Search results1 – 10 of 11
The third International Conference on Data Bases in the Humanities and Social Sciences was held on June 10–12, 1983, at Rutgers University, sponsored by the Rutgers…
The third International Conference on Data Bases in the Humanities and Social Sciences was held on June 10–12, 1983, at Rutgers University, sponsored by the Rutgers University Libraries, with financial support from the Alfred P. Sloan Foundation and Rutgers University.
While Gutenberg's invention is likely to endure for some time, it is indisputable that the prominence of print is diminishing. The recently published Mellon report…
While Gutenberg's invention is likely to endure for some time, it is indisputable that the prominence of print is diminishing. The recently published Mellon report University Libraries and Scholarly Communication highlights the symbiosis between the humanities and the print medium. It maintains that electronic media will ultimately change the nature of the humanities and spawn a new kind of discourse with fundamentally different features. The report asserts that the shift from print to electronic media, which began in the late twentieth century, will have widespread consequences on the intellectual experience of modern society, reaching beyond print and libraries.
Libraries must actively support humanities text files, but we must remember that to focus exclusively on texts tied to specific systems is to put ourselves in opposition…
Libraries must actively support humanities text files, but we must remember that to focus exclusively on texts tied to specific systems is to put ourselves in opposition to the needs of the researchers we intend to serve. A working model of the sort of system and resource provision that is appropriate is described. The system, one put in place at the University of Michigan, is the result of several years of discussions and investigation. While by no means the only model upon which to base such a service, it incorporates several features that are essential to the support of these materials: standardized, generalized data; the reliance on standards for the delivery of information; and remote use. Sidebars discuss ARTFL, a textual database; the Oxford Text Archive; InteLex; the Open Text Corporation; the Text Encoding Initiative (TEI); the machine‐readable version of the Oxford English Dictionary, 2d edition; and the Center for Electronic Texts in the Humanities.
This essay comments on what three eminent UW-Madison economists taught during the first half of the 20th century: John R. Commons (1862–1945), Selig Perlman (1886–1959)…

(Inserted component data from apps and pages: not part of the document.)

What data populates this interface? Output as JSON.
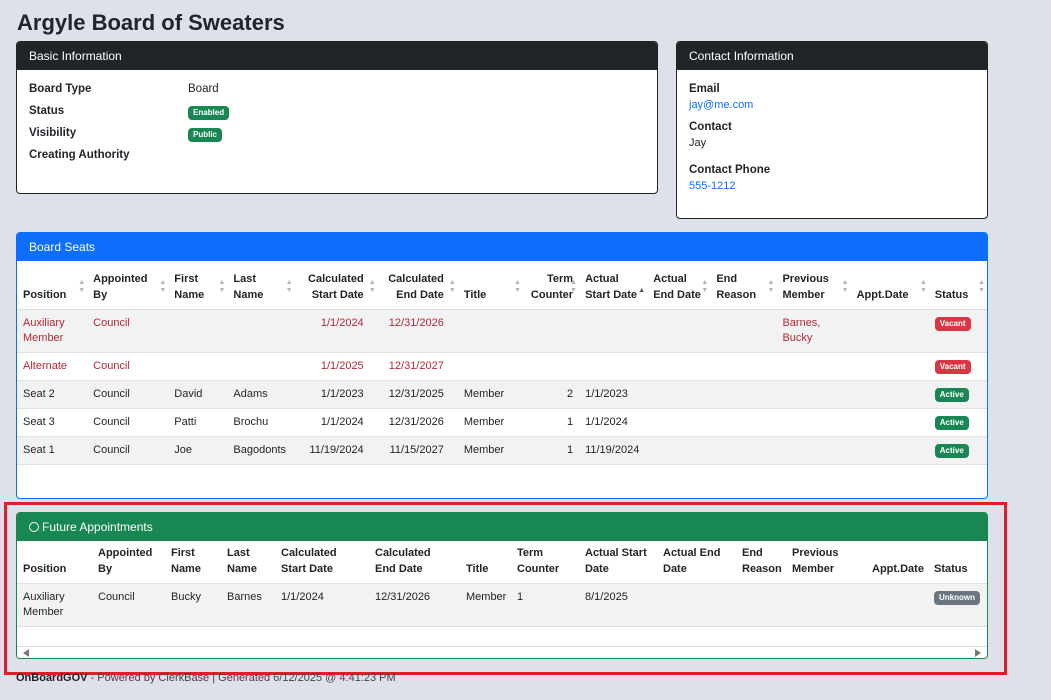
{
  "page": {
    "title": "Argyle Board of Sweaters"
  },
  "basic_info": {
    "header": "Basic Information",
    "board_type_label": "Board Type",
    "board_type_value": "Board",
    "status_label": "Status",
    "status_value": "Enabled",
    "visibility_label": "Visibility",
    "visibility_value": "Public",
    "authority_label": "Creating Authority"
  },
  "contact_info": {
    "header": "Contact Information",
    "email_label": "Email",
    "email_value": "jay@me.com",
    "contact_label": "Contact",
    "contact_value": "Jay",
    "phone_label": "Contact Phone",
    "phone_value": "555-1212"
  },
  "board_seats": {
    "header": "Board Seats",
    "columns": [
      "Position",
      "Appointed By",
      "First Name",
      "Last Name",
      "Calculated Start Date",
      "Calculated End Date",
      "Title",
      "Term Counter",
      "Actual Start Date",
      "Actual End Date",
      "End Reason",
      "Previous Member",
      "Appt.Date",
      "Status"
    ],
    "rows": [
      {
        "position": "Auxiliary Member",
        "appointed_by": "Council",
        "first": "",
        "last": "",
        "calc_start": "1/1/2024",
        "calc_end": "12/31/2026",
        "title": "",
        "term": "",
        "actual_start": "",
        "actual_end": "",
        "end_reason": "",
        "previous": "Barnes, Bucky",
        "appt_date": "",
        "status": "Vacant"
      },
      {
        "position": "Alternate",
        "appointed_by": "Council",
        "first": "",
        "last": "",
        "calc_start": "1/1/2025",
        "calc_end": "12/31/2027",
        "title": "",
        "term": "",
        "actual_start": "",
        "actual_end": "",
        "end_reason": "",
        "previous": "",
        "appt_date": "",
        "status": "Vacant"
      },
      {
        "position": "Seat 2",
        "appointed_by": "Council",
        "first": "David",
        "last": "Adams",
        "calc_start": "1/1/2023",
        "calc_end": "12/31/2025",
        "title": "Member",
        "term": "2",
        "actual_start": "1/1/2023",
        "actual_end": "",
        "end_reason": "",
        "previous": "",
        "appt_date": "",
        "status": "Active"
      },
      {
        "position": "Seat 3",
        "appointed_by": "Council",
        "first": "Patti",
        "last": "Brochu",
        "calc_start": "1/1/2024",
        "calc_end": "12/31/2026",
        "title": "Member",
        "term": "1",
        "actual_start": "1/1/2024",
        "actual_end": "",
        "end_reason": "",
        "previous": "",
        "appt_date": "",
        "status": "Active"
      },
      {
        "position": "Seat 1",
        "appointed_by": "Council",
        "first": "Joe",
        "last": "Bagodonts",
        "calc_start": "11/19/2024",
        "calc_end": "11/15/2027",
        "title": "Member",
        "term": "1",
        "actual_start": "11/19/2024",
        "actual_end": "",
        "end_reason": "",
        "previous": "",
        "appt_date": "",
        "status": "Active"
      }
    ]
  },
  "future_appointments": {
    "header": "Future Appointments",
    "columns": [
      "Position",
      "Appointed By",
      "First Name",
      "Last Name",
      "Calculated Start Date",
      "Calculated End Date",
      "Title",
      "Term Counter",
      "Actual Start Date",
      "Actual End Date",
      "End Reason",
      "Previous Member",
      "Appt.Date",
      "Status"
    ],
    "rows": [
      {
        "position": "Auxiliary Member",
        "appointed_by": "Council",
        "first": "Bucky",
        "last": "Barnes",
        "calc_start": "1/1/2024",
        "calc_end": "12/31/2026",
        "title": "Member",
        "term": "1",
        "actual_start": "8/1/2025",
        "actual_end": "",
        "end_reason": "",
        "previous": "",
        "appt_date": "",
        "status": "Unknown"
      }
    ]
  },
  "footer": {
    "brand": "OnBoardGOV",
    "text": " - Powered by ClerkBase | Generated 6/12/2025 @ 4:41:23 PM"
  },
  "colors": {
    "highlight": "#e11d2a",
    "vacant": "#dc3545",
    "active": "#198754",
    "unknown": "#6c757d"
  }
}
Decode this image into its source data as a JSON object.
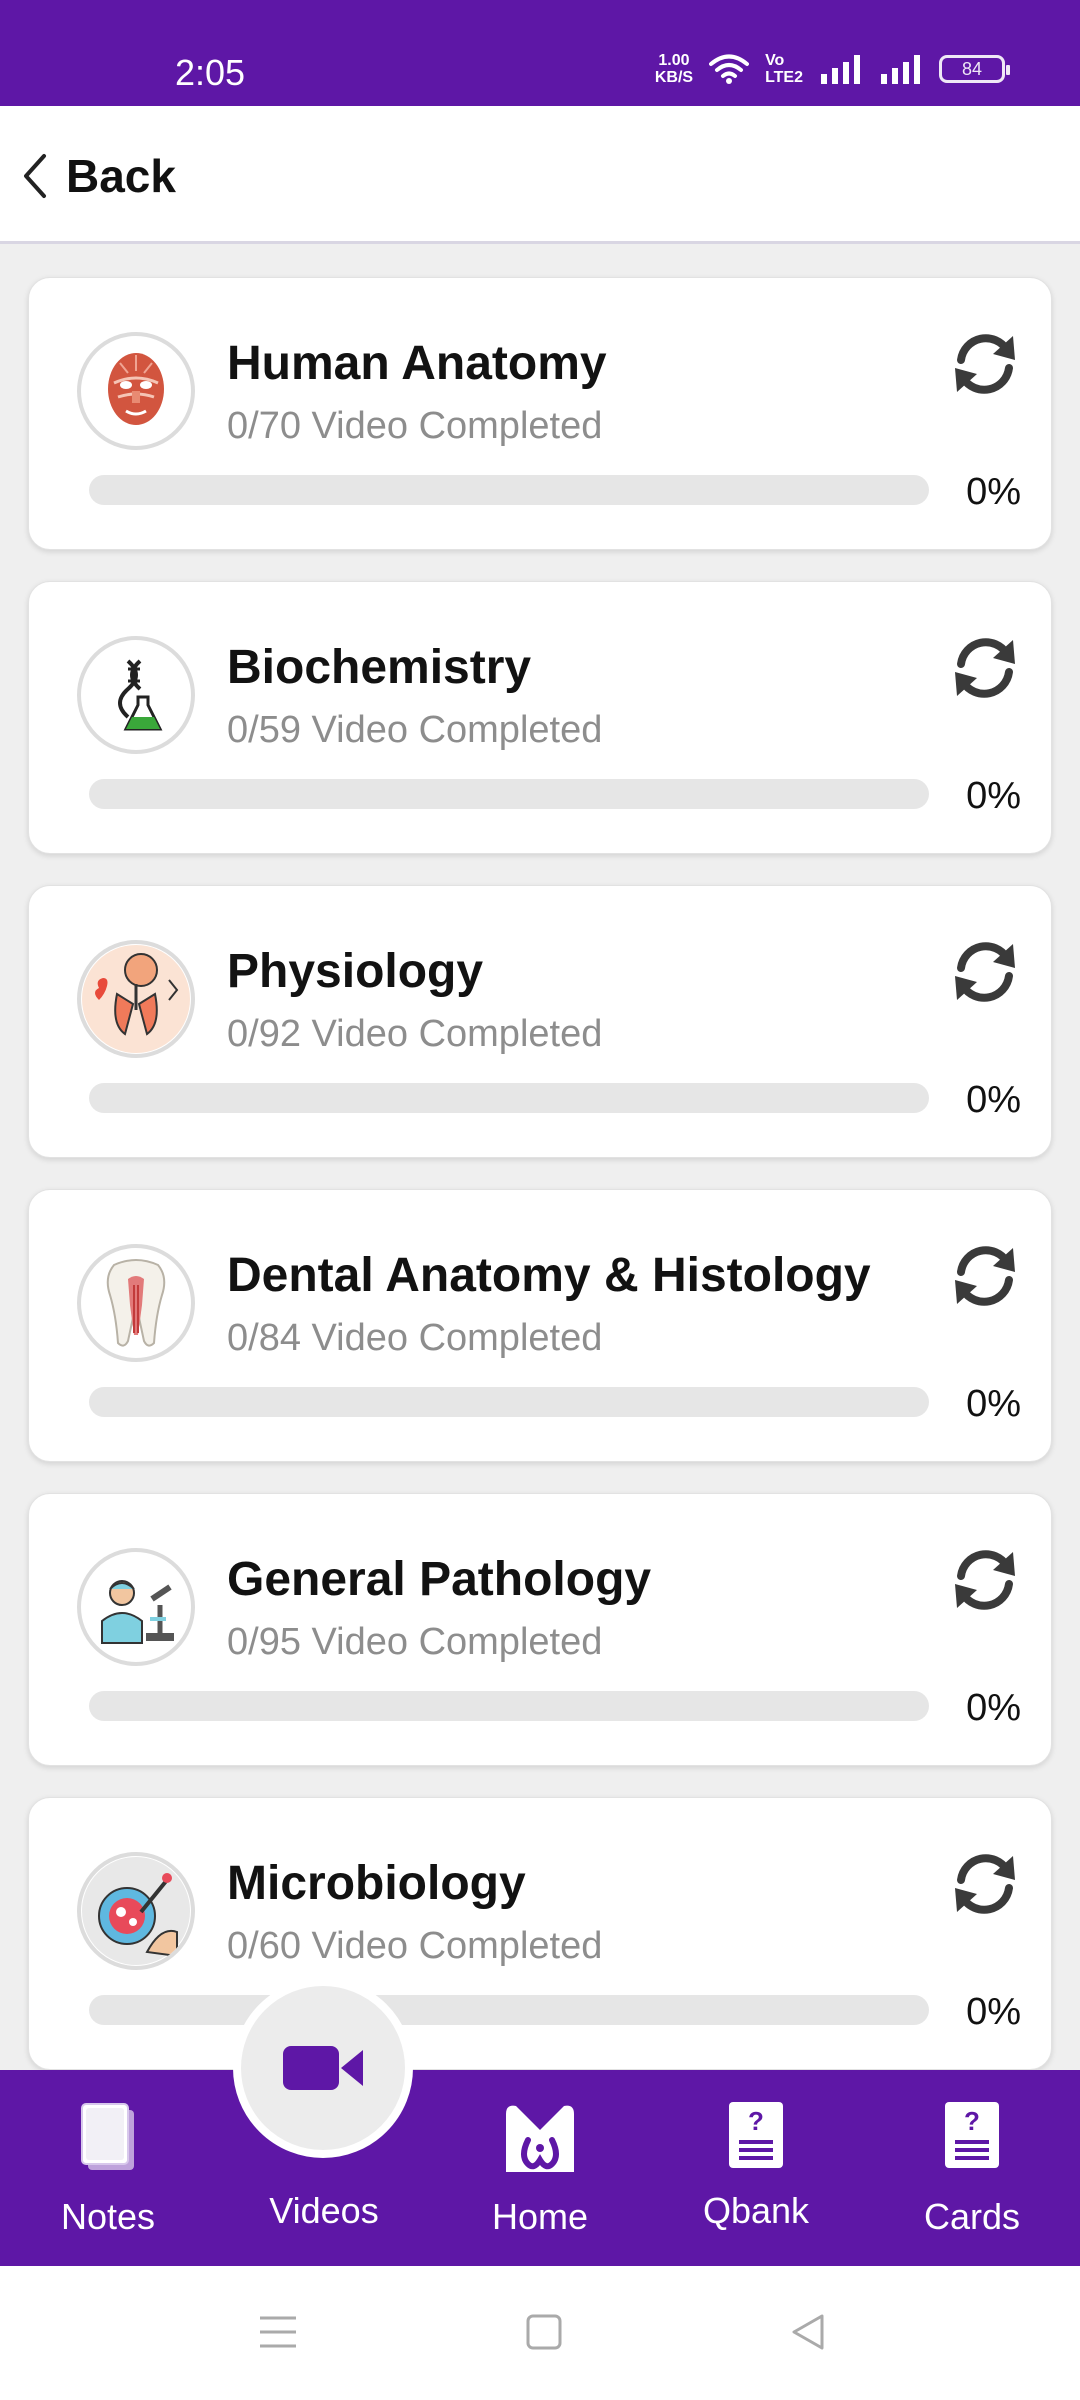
{
  "status_bar": {
    "time": "2:05",
    "speed_value": "1.00",
    "speed_unit": "KB/S",
    "volte_top": "Vo",
    "volte_bottom": "LTE2",
    "battery": "84"
  },
  "header": {
    "back_label": "Back"
  },
  "subjects": [
    {
      "title": "Human Anatomy",
      "progress_text": "0/70 Video Completed",
      "percent_label": "0%",
      "progress": 0,
      "icon": "muscle-face-icon"
    },
    {
      "title": "Biochemistry",
      "progress_text": "0/59 Video Completed",
      "percent_label": "0%",
      "progress": 0,
      "icon": "dna-flask-icon"
    },
    {
      "title": "Physiology",
      "progress_text": "0/92 Video Completed",
      "percent_label": "0%",
      "progress": 0,
      "icon": "lungs-person-icon"
    },
    {
      "title": "Dental Anatomy & Histology",
      "progress_text": "0/84 Video Completed",
      "percent_label": "0%",
      "progress": 0,
      "icon": "tooth-icon"
    },
    {
      "title": "General Pathology",
      "progress_text": "0/95 Video Completed",
      "percent_label": "0%",
      "progress": 0,
      "icon": "doctor-microscope-icon"
    },
    {
      "title": "Microbiology",
      "progress_text": "0/60 Video Completed",
      "percent_label": "0%",
      "progress": 0,
      "icon": "petri-dish-icon"
    }
  ],
  "bottom_nav": {
    "notes": "Notes",
    "videos": "Videos",
    "home": "Home",
    "qbank": "Qbank",
    "cards": "Cards"
  },
  "colors": {
    "brand": "#5e17a6",
    "progress_track": "#e6e6e6",
    "subtitle": "#8d8d8d"
  }
}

This essay comments on what three eminent UW-Madison economists taught during the first half of the 20th century: John R. Commons (1862–1945), Selig Perlman (1886–1959), and Martin Bronfenbrenner (1914–1997). What we know about what and how they taught varies. Interestingly, little or no effort has been made to preserve records that might inform us about what college and university economists taught their students and when and how new ideas and issues found their way into the teaching of economics. This thought first came to me in the years immediately following my joining the UW-Madison faculty in January 1965. I realized that many of us who gained experience in the policy arena while on leave in Washington DC during the 1960s incorporated that experience into our teaching at all course levels. This meant our students benefited from being on the cutting edge of emerging policy issues, such as poverty, negative income tax, human capital, military draft, and the all-volunteer army, the Kennedy round trade negotiations, tax policy, and cost–benefit analysis. We regularly incorporated these issues into our teaching, usually a half-dozen years before they made their way into the next edition of the textbooks and thus reached a wider student audience. Once incorporated into textbooks, these issues became much less interesting to teach because they had been boiled down to pedestrian textbook-style prose.
EVEN when it rains, and it did rain, Edinburgh has many attractions. It is a fine centre for a conference with some splendid libraries to visit and this year, as in other years, our hosts put themselves out to make us welcome.
The purpose of this paper is to present an organized view of current trends affecting academic libraries that one research library developed to encourage new thinking;…
The purpose of this paper is to present an organized view of current trends affecting academic libraries that one research library developed to encourage new thinking; this view could assist others seeking to help their organizations think differently about the future of information access and management.
One strategy for identifying important trends using a small number of key resources is highlighted in the paper. A snapshot of the many trends affecting academic libraries is categorized to show interrelationships and to provide specific examples along with a general overview. Included is a brief description of how the snapshot was used by one library. Implications for the future and perspectives on the value of cultivating new thinking are presented in the conclusion.
The paper finds that rapid and far‐reaching change is challenging libraries to think very differently, to act much more quickly, and to set trends rather than merely react to them. Assessing trends can help libraries foster organizational change through exposure to new ideas and see where new partnerships and areas of expertise must be developed to meet new needs.
The snapshot became the basis for two library‐wide events at Ohio State that better positioned attendees to inform and to accommodate decisions about service priorities, personnel and budget requests.
This paper organizes many diverse trends into a general overview to make inter‐relationships and implications more understandable to those unlikely to develop such a view on their own – for example: university personnel outside the library, middle managers and those they supervise within the library, students of library and information management.